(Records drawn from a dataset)
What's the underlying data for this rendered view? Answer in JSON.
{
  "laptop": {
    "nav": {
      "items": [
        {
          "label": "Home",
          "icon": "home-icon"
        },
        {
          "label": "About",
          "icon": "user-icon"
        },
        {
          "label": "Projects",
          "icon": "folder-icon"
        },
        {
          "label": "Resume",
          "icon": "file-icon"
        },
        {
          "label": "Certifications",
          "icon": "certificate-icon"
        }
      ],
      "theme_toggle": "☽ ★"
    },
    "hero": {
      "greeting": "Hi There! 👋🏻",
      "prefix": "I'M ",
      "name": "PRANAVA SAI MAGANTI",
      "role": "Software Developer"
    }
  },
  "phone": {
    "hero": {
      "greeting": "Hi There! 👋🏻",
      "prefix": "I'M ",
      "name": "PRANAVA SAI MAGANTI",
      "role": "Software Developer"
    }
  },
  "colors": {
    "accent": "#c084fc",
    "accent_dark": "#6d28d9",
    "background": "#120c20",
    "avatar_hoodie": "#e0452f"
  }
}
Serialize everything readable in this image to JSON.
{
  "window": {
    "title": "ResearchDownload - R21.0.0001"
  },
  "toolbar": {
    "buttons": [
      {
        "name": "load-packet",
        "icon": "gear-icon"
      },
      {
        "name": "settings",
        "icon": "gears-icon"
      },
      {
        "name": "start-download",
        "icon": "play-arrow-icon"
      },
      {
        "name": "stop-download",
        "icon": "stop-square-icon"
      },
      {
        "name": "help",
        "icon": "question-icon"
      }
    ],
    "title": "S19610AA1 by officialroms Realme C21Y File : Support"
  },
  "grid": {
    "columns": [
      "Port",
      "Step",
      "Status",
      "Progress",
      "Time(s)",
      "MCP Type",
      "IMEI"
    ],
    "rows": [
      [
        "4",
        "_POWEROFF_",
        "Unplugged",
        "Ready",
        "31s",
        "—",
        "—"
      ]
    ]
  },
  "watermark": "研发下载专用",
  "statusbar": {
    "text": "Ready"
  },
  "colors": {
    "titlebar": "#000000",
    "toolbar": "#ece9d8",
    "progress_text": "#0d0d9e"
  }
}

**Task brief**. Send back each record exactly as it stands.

**Reply**.
What's the underlying data for this rendered view? Answer in JSON.
{
  "laptop": {
    "nav": {
      "items": [
        {
          "label": "Home",
          "icon": "home-icon"
        },
        {
          "label": "About",
          "icon": "user-icon"
        },
        {
          "label": "Projects",
          "icon": "folder-icon"
        },
        {
          "label": "Resume",
          "icon": "file-icon"
        },
        {
          "label": "Certifications",
          "icon": "certificate-icon"
        }
      ],
      "theme_toggle": "☽ ★"
    },
    "hero": {
      "greeting": "Hi There! 👋🏻",
      "prefix": "I'M ",
      "name": "PRANAVA SAI MAGANTI",
      "role": "Software Developer"
    }
  },
  "phone": {
    "hero": {
      "greeting": "Hi There! 👋🏻",
      "prefix": "I'M ",
      "name": "PRANAVA SAI MAGANTI",
      "role": "Software Developer"
    }
  },
  "colors": {
    "accent": "#c084fc",
    "accent_dark": "#6d28d9",
    "background": "#120c20",
    "avatar_hoodie": "#e0452f"
  }
}
Serialize everything readable in this image to JSON.
{
  "window": {
    "title": "ResearchDownload - R21.0.0001"
  },
  "toolbar": {
    "buttons": [
      {
        "name": "load-packet",
        "icon": "gear-icon"
      },
      {
        "name": "settings",
        "icon": "gears-icon"
      },
      {
        "name": "start-download",
        "icon": "play-arrow-icon"
      },
      {
        "name": "stop-download",
        "icon": "stop-square-icon"
      },
      {
        "name": "help",
        "icon": "question-icon"
      }
    ],
    "title": "S19610AA1 by officialroms Realme C21Y File : Support"
  },
  "grid": {
    "columns": [
      "Port",
      "Step",
      "Status",
      "Progress",
      "Time(s)",
      "MCP Type",
      "IMEI"
    ],
    "rows": [
      [
        "4",
        "_POWEROFF_",
        "Unplugged",
        "Ready",
        "31s",
        "—",
        "—"
      ]
    ]
  },
  "watermark": "研发下载专用",
  "statusbar": {
    "text": "Ready"
  },
  "colors": {
    "titlebar": "#000000",
    "toolbar": "#ece9d8",
    "progress_text": "#0d0d9e"
  }
}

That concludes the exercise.